## [The records]

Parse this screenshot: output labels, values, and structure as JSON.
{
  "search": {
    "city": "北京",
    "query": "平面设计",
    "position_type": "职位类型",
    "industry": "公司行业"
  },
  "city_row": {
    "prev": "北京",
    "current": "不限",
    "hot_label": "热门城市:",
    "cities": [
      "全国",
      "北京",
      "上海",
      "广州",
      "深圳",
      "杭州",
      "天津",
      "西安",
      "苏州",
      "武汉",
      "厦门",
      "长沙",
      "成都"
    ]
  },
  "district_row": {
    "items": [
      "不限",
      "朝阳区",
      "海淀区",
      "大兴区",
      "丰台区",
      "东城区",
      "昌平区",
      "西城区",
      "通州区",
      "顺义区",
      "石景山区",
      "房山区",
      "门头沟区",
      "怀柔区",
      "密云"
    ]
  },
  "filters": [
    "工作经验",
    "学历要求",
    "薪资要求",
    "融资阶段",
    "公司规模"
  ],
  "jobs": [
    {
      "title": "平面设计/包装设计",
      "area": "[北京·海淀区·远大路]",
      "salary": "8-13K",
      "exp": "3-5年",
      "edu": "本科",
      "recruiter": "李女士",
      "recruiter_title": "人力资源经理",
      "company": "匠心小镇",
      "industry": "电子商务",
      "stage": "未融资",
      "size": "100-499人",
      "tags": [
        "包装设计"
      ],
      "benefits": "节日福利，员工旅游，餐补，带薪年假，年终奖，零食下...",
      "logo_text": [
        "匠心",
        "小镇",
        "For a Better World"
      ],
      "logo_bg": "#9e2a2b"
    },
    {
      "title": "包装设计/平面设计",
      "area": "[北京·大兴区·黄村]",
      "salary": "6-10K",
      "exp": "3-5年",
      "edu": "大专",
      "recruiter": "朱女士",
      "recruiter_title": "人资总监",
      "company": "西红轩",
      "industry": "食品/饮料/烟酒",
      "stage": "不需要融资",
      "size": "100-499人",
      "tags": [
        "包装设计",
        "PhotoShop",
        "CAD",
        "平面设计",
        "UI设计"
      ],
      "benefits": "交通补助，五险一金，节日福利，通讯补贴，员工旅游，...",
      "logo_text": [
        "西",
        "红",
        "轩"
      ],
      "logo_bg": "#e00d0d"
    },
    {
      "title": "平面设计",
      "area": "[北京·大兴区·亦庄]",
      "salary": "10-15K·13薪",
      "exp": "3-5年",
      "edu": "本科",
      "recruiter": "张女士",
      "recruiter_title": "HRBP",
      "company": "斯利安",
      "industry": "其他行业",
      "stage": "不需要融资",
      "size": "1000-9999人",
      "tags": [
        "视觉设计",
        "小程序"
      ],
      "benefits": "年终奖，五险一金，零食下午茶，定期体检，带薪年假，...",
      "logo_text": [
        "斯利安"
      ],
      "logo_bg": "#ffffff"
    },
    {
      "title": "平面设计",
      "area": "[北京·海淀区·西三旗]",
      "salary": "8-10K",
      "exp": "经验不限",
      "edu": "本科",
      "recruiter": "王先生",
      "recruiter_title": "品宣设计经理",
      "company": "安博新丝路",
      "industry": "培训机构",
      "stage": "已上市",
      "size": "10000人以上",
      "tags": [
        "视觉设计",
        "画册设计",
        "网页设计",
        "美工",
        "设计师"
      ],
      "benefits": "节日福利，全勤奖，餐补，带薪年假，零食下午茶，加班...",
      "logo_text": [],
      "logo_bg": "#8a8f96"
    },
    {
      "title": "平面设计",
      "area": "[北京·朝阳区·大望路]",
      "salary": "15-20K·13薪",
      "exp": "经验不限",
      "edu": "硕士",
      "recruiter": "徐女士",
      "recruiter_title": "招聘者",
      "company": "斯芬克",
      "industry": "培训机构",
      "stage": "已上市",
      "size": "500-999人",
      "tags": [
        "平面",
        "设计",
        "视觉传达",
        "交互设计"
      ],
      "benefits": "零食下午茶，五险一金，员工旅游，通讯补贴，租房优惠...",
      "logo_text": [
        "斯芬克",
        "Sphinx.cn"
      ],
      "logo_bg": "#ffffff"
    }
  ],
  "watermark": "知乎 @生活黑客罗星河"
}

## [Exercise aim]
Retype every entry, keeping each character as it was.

## [The completed task]
Parse this screenshot: output labels, values, and structure as JSON.
{
  "search": {
    "city": "北京",
    "query": "平面设计",
    "position_type": "职位类型",
    "industry": "公司行业"
  },
  "city_row": {
    "prev": "北京",
    "current": "不限",
    "hot_label": "热门城市:",
    "cities": [
      "全国",
      "北京",
      "上海",
      "广州",
      "深圳",
      "杭州",
      "天津",
      "西安",
      "苏州",
      "武汉",
      "厦门",
      "长沙",
      "成都"
    ]
  },
  "district_row": {
    "items": [
      "不限",
      "朝阳区",
      "海淀区",
      "大兴区",
      "丰台区",
      "东城区",
      "昌平区",
      "西城区",
      "通州区",
      "顺义区",
      "石景山区",
      "房山区",
      "门头沟区",
      "怀柔区",
      "密云"
    ]
  },
  "filters": [
    "工作经验",
    "学历要求",
    "薪资要求",
    "融资阶段",
    "公司规模"
  ],
  "jobs": [
    {
      "title": "平面设计/包装设计",
      "area": "[北京·海淀区·远大路]",
      "salary": "8-13K",
      "exp": "3-5年",
      "edu": "本科",
      "recruiter": "李女士",
      "recruiter_title": "人力资源经理",
      "company": "匠心小镇",
      "industry": "电子商务",
      "stage": "未融资",
      "size": "100-499人",
      "tags": [
        "包装设计"
      ],
      "benefits": "节日福利，员工旅游，餐补，带薪年假，年终奖，零食下...",
      "logo_text": [
        "匠心",
        "小镇",
        "For a Better World"
      ],
      "logo_bg": "#9e2a2b"
    },
    {
      "title": "包装设计/平面设计",
      "area": "[北京·大兴区·黄村]",
      "salary": "6-10K",
      "exp": "3-5年",
      "edu": "大专",
      "recruiter": "朱女士",
      "recruiter_title": "人资总监",
      "company": "西红轩",
      "industry": "食品/饮料/烟酒",
      "stage": "不需要融资",
      "size": "100-499人",
      "tags": [
        "包装设计",
        "PhotoShop",
        "CAD",
        "平面设计",
        "UI设计"
      ],
      "benefits": "交通补助，五险一金，节日福利，通讯补贴，员工旅游，...",
      "logo_text": [
        "西",
        "红",
        "轩"
      ],
      "logo_bg": "#e00d0d"
    },
    {
      "title": "平面设计",
      "area": "[北京·大兴区·亦庄]",
      "salary": "10-15K·13薪",
      "exp": "3-5年",
      "edu": "本科",
      "recruiter": "张女士",
      "recruiter_title": "HRBP",
      "company": "斯利安",
      "industry": "其他行业",
      "stage": "不需要融资",
      "size": "1000-9999人",
      "tags": [
        "视觉设计",
        "小程序"
      ],
      "benefits": "年终奖，五险一金，零食下午茶，定期体检，带薪年假，...",
      "logo_text": [
        "斯利安"
      ],
      "logo_bg": "#ffffff"
    },
    {
      "title": "平面设计",
      "area": "[北京·海淀区·西三旗]",
      "salary": "8-10K",
      "exp": "经验不限",
      "edu": "本科",
      "recruiter": "王先生",
      "recruiter_title": "品宣设计经理",
      "company": "安博新丝路",
      "industry": "培训机构",
      "stage": "已上市",
      "size": "10000人以上",
      "tags": [
        "视觉设计",
        "画册设计",
        "网页设计",
        "美工",
        "设计师"
      ],
      "benefits": "节日福利，全勤奖，餐补，带薪年假，零食下午茶，加班...",
      "logo_text": [],
      "logo_bg": "#8a8f96"
    },
    {
      "title": "平面设计",
      "area": "[北京·朝阳区·大望路]",
      "salary": "15-20K·13薪",
      "exp": "经验不限",
      "edu": "硕士",
      "recruiter": "徐女士",
      "recruiter_title": "招聘者",
      "company": "斯芬克",
      "industry": "培训机构",
      "stage": "已上市",
      "size": "500-999人",
      "tags": [
        "平面",
        "设计",
        "视觉传达",
        "交互设计"
      ],
      "benefits": "零食下午茶，五险一金，员工旅游，通讯补贴，租房优惠...",
      "logo_text": [
        "斯芬克",
        "Sphinx.cn"
      ],
      "logo_bg": "#ffffff"
    }
  ],
  "watermark": "知乎 @生活黑客罗星河"
}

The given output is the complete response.